▶ **TO DO**:
Using the data below, repeat all of it precisely.

Web page and app entries
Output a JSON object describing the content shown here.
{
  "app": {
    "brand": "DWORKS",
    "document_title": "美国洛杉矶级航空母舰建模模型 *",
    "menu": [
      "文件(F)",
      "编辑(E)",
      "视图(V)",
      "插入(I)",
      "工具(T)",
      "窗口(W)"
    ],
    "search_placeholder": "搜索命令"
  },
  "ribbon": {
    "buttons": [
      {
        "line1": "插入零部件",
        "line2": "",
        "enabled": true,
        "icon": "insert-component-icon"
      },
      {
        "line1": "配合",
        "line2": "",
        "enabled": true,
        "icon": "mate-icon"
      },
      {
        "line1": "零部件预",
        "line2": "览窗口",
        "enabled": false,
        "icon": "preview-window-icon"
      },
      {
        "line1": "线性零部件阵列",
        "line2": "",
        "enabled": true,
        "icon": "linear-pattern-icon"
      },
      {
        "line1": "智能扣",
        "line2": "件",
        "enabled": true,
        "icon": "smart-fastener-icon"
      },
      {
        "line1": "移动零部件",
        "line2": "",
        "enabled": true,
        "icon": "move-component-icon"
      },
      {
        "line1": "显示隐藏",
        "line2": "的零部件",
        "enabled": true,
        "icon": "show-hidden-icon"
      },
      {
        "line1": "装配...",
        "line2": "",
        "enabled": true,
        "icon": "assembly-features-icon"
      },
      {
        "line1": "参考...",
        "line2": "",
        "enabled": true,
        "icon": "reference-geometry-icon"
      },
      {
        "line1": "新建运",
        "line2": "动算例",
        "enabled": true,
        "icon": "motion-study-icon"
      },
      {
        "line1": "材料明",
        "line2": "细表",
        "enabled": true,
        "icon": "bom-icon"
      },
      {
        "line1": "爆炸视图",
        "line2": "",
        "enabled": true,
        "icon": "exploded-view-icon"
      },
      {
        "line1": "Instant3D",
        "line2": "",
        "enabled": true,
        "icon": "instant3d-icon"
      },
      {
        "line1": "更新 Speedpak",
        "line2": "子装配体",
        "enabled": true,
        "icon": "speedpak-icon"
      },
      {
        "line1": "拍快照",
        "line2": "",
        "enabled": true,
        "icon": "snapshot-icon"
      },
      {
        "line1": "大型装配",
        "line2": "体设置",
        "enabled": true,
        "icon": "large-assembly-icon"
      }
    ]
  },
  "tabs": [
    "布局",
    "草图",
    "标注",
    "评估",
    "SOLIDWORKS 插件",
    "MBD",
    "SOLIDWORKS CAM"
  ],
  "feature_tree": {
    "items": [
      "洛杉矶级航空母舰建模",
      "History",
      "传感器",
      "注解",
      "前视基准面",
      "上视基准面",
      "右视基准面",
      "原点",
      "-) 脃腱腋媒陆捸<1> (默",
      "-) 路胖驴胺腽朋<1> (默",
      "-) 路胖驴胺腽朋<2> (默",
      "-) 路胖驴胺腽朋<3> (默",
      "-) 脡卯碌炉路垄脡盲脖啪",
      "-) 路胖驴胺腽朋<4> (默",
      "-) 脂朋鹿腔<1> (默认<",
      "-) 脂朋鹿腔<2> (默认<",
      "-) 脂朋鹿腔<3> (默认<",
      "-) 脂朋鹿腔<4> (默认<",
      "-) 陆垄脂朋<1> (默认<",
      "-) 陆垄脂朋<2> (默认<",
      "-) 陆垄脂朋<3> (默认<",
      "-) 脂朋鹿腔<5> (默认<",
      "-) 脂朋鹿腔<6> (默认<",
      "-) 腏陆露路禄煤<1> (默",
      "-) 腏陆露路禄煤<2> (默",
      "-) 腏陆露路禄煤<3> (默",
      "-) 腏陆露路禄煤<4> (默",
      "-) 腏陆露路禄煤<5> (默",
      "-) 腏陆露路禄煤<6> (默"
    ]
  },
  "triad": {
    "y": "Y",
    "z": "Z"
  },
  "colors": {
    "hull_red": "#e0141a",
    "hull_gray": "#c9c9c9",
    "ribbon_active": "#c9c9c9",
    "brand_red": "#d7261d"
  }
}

▶ **ANSWER**:
Output a JSON object describing the content shown here.
{
  "app": {
    "brand": "DWORKS",
    "document_title": "美国洛杉矶级航空母舰建模模型 *",
    "menu": [
      "文件(F)",
      "编辑(E)",
      "视图(V)",
      "插入(I)",
      "工具(T)",
      "窗口(W)"
    ],
    "search_placeholder": "搜索命令"
  },
  "ribbon": {
    "buttons": [
      {
        "line1": "插入零部件",
        "line2": "",
        "enabled": true,
        "icon": "insert-component-icon"
      },
      {
        "line1": "配合",
        "line2": "",
        "enabled": true,
        "icon": "mate-icon"
      },
      {
        "line1": "零部件预",
        "line2": "览窗口",
        "enabled": false,
        "icon": "preview-window-icon"
      },
      {
        "line1": "线性零部件阵列",
        "line2": "",
        "enabled": true,
        "icon": "linear-pattern-icon"
      },
      {
        "line1": "智能扣",
        "line2": "件",
        "enabled": true,
        "icon": "smart-fastener-icon"
      },
      {
        "line1": "移动零部件",
        "line2": "",
        "enabled": true,
        "icon": "move-component-icon"
      },
      {
        "line1": "显示隐藏",
        "line2": "的零部件",
        "enabled": true,
        "icon": "show-hidden-icon"
      },
      {
        "line1": "装配...",
        "line2": "",
        "enabled": true,
        "icon": "assembly-features-icon"
      },
      {
        "line1": "参考...",
        "line2": "",
        "enabled": true,
        "icon": "reference-geometry-icon"
      },
      {
        "line1": "新建运",
        "line2": "动算例",
        "enabled": true,
        "icon": "motion-study-icon"
      },
      {
        "line1": "材料明",
        "line2": "细表",
        "enabled": true,
        "icon": "bom-icon"
      },
      {
        "line1": "爆炸视图",
        "line2": "",
        "enabled": true,
        "icon": "exploded-view-icon"
      },
      {
        "line1": "Instant3D",
        "line2": "",
        "enabled": true,
        "icon": "instant3d-icon"
      },
      {
        "line1": "更新 Speedpak",
        "line2": "子装配体",
        "enabled": true,
        "icon": "speedpak-icon"
      },
      {
        "line1": "拍快照",
        "line2": "",
        "enabled": true,
        "icon": "snapshot-icon"
      },
      {
        "line1": "大型装配",
        "line2": "体设置",
        "enabled": true,
        "icon": "large-assembly-icon"
      }
    ]
  },
  "tabs": [
    "布局",
    "草图",
    "标注",
    "评估",
    "SOLIDWORKS 插件",
    "MBD",
    "SOLIDWORKS CAM"
  ],
  "feature_tree": {
    "items": [
      "洛杉矶级航空母舰建模",
      "History",
      "传感器",
      "注解",
      "前视基准面",
      "上视基准面",
      "右视基准面",
      "原点",
      "-) 脃腱腋媒陆捸<1> (默",
      "-) 路胖驴胺腽朋<1> (默",
      "-) 路胖驴胺腽朋<2> (默",
      "-) 路胖驴胺腽朋<3> (默",
      "-) 脡卯碌炉路垄脡盲脖啪",
      "-) 路胖驴胺腽朋<4> (默",
      "-) 脂朋鹿腔<1> (默认<",
      "-) 脂朋鹿腔<2> (默认<",
      "-) 脂朋鹿腔<3> (默认<",
      "-) 脂朋鹿腔<4> (默认<",
      "-) 陆垄脂朋<1> (默认<",
      "-) 陆垄脂朋<2> (默认<",
      "-) 陆垄脂朋<3> (默认<",
      "-) 脂朋鹿腔<5> (默认<",
      "-) 脂朋鹿腔<6> (默认<",
      "-) 腏陆露路禄煤<1> (默",
      "-) 腏陆露路禄煤<2> (默",
      "-) 腏陆露路禄煤<3> (默",
      "-) 腏陆露路禄煤<4> (默",
      "-) 腏陆露路禄煤<5> (默",
      "-) 腏陆露路禄煤<6> (默"
    ]
  },
  "triad": {
    "y": "Y",
    "z": "Z"
  },
  "colors": {
    "hull_red": "#e0141a",
    "hull_gray": "#c9c9c9",
    "ribbon_active": "#c9c9c9",
    "brand_red": "#d7261d"
  }
}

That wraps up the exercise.